Versions of Interbase before 1994 didn’t have any access-control mechanisms. When the company added access control in version 4.0, it used a peculiar system. The engineers created a special database within Interbase for account names and encrypted passwords. This solution created a new problem: In order to authenticate a user, the program had to access the database; but before the program could access the database, it had to authenticate a user…

Insurance and the Computer Industry

  • Bruce Schneier
  • Communications of the ACM
  • March 2001

View or Download in PDF Format

In the future, the computer security industry will be run by the insurance industry. I don’t mean insurance companies will start selling firewalls, but rather the kind of firewall you use—along with the kind of authentication scheme you use, the kind of operating system you use, and the kind of network monitoring scheme you use—will be strongly influenced by the constraints of insurance.

Consider security and safety in the real world. Businesses don’t install alarms in their warehouses because it makes them safer; they do it because they get a break in their insurance rates. Hotels and office buildings don’t install sprinkler systems because they’re concerned about the welfare of their tenants, but because building codes and insurance policies demand it. These are all risk management decisions, and the risk-taker of last resort is the insurance industry…

PGP's Vulnerabilities Reveal the Truth about Security

  • Bruce Schneier
  • InternetWeek
  • February 12, 2001

Reports that PGP, a standard used to encrypt e-mail, is broken are greatly exaggerated. Although a recent criminal investigation has led some to conclude that flaws in the PGP protocol helped the FBI nab its suspect, the truth is that no one has broken the cryptographic algorithms that protect PGP traffic. And no one has discovered a software flaw in the PGP program that would allow someone to read PGP- encrypted traffic. All that happened was that someone installed a keyboard sniffer on a computer, letting that someone eavesdrop on every keystroke the user made. The sniffer let the eavesdropper pick up the PGP passphrase and the text of a victim’s messages as he typed…

The Insurance Takeover

  • Bruce Schneier
  • Information Security
  • February 2001

Eventually, the insurance industry will subsume the computer security industry. Not that insurance companies will start marketing security products, but rather that the kind of firewall you use—along with the kind of authentication scheme you use, the kind of operating system you use and the kind of network monitoring scheme you use—will be strongly influenced by the constraints of insurance.

Consider security, and safety, in the real world. Businesses don’t install building alarms because it makes them feel safer; they do it to get a reduction in their insurance rates. Building owners don’t install sprinkler systems out of affection for their tenants, but because building codes and insurance policies demand it. Deciding what kind of theft and fire prevention equipment to install are risk management decisions, and the risk taker of last resort is the insurance industry…

Gimmicks Won't Protect Your Digital Assets from Being Copied

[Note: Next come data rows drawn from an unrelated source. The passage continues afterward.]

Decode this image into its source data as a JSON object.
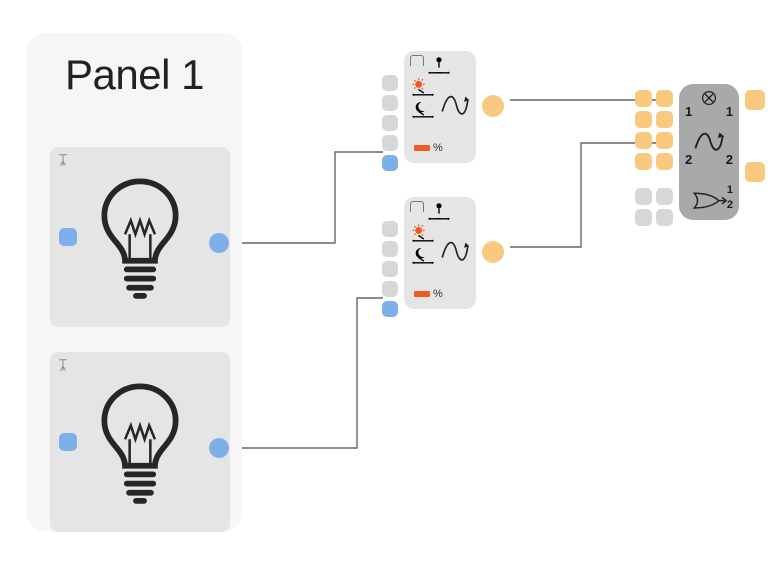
{
  "panel": {
    "title": "Panel 1"
  },
  "controller": {
    "percent_suffix": "%"
  },
  "output": {
    "num_top_left": "1",
    "num_top_right": "1",
    "num_mid_left": "2",
    "num_mid_right": "2",
    "num_gate_top": "1",
    "num_gate_bot": "2"
  },
  "colors": {
    "panel_bg": "#f6f6f6",
    "block_bg": "#e6e5e5",
    "port_blue": "#7db0e8",
    "port_gray": "#d7d7d7",
    "port_orange": "#f8c97f",
    "accent_red": "#f15a24",
    "out_bg": "#a9a9a9"
  }
}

  • Bruce Schneier
  • InternetWeek
  • January 22, 2001

Hacking contests are a popular way for software companies to demonstrate claims of how good their security products are in practice. But companies looking to protect their digital assets shouldn’t give too much credence to these challenges.

These contests typically involve a group or vendor offering money to anyone who can break through its firewall, crack its algorithm or make a fraudulent transaction using its technology. The Secure Digital Music Initiative (SDMI), an industry group that’s developed encryption methods to protect the copying of digital music files, issued a hacking challenge in September, offering $10,000 to anyone who could strip various copy-protection technologies out of songs provided as examples. SDMI put forth six different technologies, and already researchers from Princeton and Rice Universities and Xerox’s Palo Alto Research Center claim to have broken four of them. The SDMI disagrees, saying that only two were successfully hacked. Finger- pointing and jeering continue…

Sidebar photo of Bruce Schneier by Joe MacInnis.